If you boat in the Puget Sound region or Seattle – whether it’s with a sailboat, cruiser, powerboat, or kayak – odds are you’ll start in either the fresh water of Lake Union and Lake Washington, or the saltwater of Elliott Bay and the Puget Sound. To get from saltwater to freshwater or vice versa, you’ll have to navigate through the Hiram M. Chittenden Locks, otherwise known as the Ballard Locks. If you’re a Carefree Boat Club member, you can take advantage of our four locations: Fisherman’s Terminal in Seattle; Shilshole Bay Marina; Bellevue; and Anacortes, which means you don’t ever have to go through the Locks if you don’t want to – but if you do, we’ve got you covered.
Carefree Boat Club offers free training for our members on how to safely and expertly lock through this popular tourist attraction and heavily trafficked boating thru-fare, but we’d also like to give you an idea of what to expect ahead of time here. Let’s start with some simple and honest level-setting: if it’s summertime, you will become part of the tourist entertainment. This isn’t a bad thing, because you’re going to do great.
About the Ballard Locks
The Ballard Locks, according to Wikipedia, “carry more boat traffic than any other lock in the US, and the Locks, along with the fish ladder and the surrounding Carl S. English Jr. Botanical Gardens attract more than one million visitors annually, making it one of Seattle’s top tourist attractions.”
The Locks are open 365 days per year, 24 hours a day. Commercial traffic, including fishing boats returning from the Bering Sea and tourist boats like the Argosy Cruise vessels, help keep the lockmaster at attention year-round. On a warm summer weekend, the waiting time can be upwards of three hours, but if you pick the right day and time, it could only be 10 or 15 minutes.

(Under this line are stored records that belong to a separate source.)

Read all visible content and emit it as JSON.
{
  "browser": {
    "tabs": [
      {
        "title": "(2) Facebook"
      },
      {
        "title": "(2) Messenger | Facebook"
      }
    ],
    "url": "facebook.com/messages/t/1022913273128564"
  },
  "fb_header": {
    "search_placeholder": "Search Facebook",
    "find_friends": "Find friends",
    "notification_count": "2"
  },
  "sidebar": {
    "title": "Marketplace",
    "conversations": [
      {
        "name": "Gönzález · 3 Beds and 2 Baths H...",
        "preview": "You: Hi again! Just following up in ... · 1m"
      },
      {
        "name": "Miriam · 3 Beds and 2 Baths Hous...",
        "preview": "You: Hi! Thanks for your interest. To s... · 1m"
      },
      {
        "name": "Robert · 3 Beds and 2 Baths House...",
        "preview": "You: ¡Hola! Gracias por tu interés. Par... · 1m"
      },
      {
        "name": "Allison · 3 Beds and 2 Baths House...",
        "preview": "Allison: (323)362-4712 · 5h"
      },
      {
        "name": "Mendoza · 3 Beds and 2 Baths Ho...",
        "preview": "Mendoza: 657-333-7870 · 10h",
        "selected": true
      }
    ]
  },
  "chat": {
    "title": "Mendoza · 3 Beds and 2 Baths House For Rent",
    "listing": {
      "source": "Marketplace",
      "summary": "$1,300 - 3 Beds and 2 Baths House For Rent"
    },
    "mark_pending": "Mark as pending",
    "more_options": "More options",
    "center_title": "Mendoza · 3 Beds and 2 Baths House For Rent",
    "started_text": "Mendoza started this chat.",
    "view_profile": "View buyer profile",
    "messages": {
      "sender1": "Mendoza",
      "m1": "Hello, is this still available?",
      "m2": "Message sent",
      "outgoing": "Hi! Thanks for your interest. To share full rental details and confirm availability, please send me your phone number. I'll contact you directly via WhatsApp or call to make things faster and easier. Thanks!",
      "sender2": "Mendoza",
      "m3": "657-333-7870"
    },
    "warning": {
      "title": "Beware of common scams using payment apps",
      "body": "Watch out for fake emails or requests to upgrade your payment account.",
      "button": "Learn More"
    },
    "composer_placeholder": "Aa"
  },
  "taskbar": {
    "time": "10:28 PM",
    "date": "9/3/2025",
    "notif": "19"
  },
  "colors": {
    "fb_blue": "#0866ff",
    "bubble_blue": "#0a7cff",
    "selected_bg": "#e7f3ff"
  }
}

The Ballard Locks are also a complex locking system, consisting of one large and one small lock. The small lock chamber accommodates one large boat or a dozen smaller boats and has walls that move with the boats so they go up and down as you do. The large chamber can accommodate over 200 small recreational boats if needed, and does not have moving walls – which means you must pay out your line as you lower down.
With training, locking through is pretty straight-forward. But every lockmaster and commercial boat captain has a story about watching boaters make mistakes in getting through the Locks, including Jay White, former captain of Argosy Cruises and current deckhand / captain for King County Water Taxi. Jay has been through the Locks upwards of 4,000 times. During one trip through the large locks, he had his commercial boat directly against the wall, with other boats rafted up to him. “One of the sailboats on the far outside released his lines before he was told to and started off with the stern, which caused his boat to spin,” said Jay. “He was trying to start the engine while it was spinning and snapped his mast on a bowsprit of another boat. But never once did he drop the cigarette that was in his mouth.”
What to know when going through the Ballard Locks
While this can all sound worrisome or intimidating, rest assured that our USCG certified captains here at Carefree Boat Club will give you complete training and will make sure you ready to go. In the meantime, here are a few things to keep in mind:
- All passengers must have their lifejackets on.
- Always listen to the lockmaster and do what you are told.
- When approaching, wait until you are called forward to enter. They will use the loudhailer to call you.
- Do not use the radio to contact the lockmaster; this is reserved for commercial boats to make passing arrangements.
- Be aware that there is a strong outbound current to Puget Sound – we’ll show you how to best manage this.
- When heading towards the Sound (or down bound locking), tie off the stern line first for safety as the current has a tendency to sweep the stern and pull the boat around. When departing this direction, they will ask you to release the bow line first.
- The order of lines should be reversed for inbound locking (salt to freshwater).
- There are waiting walls that you can tie up to on both sides of the locks. Use them unless you’re told to go through, as it can be intimidating with the big commercial boats and currents.
- Be polite and mindful of commercial traffic, especially tug boats moving barges. They can’t always see you and have limited maneuverability.
We look forward to seeing you at our office and to getting you on the water! If you are not a current member, please contact us here or call 206.567.2628 for more information.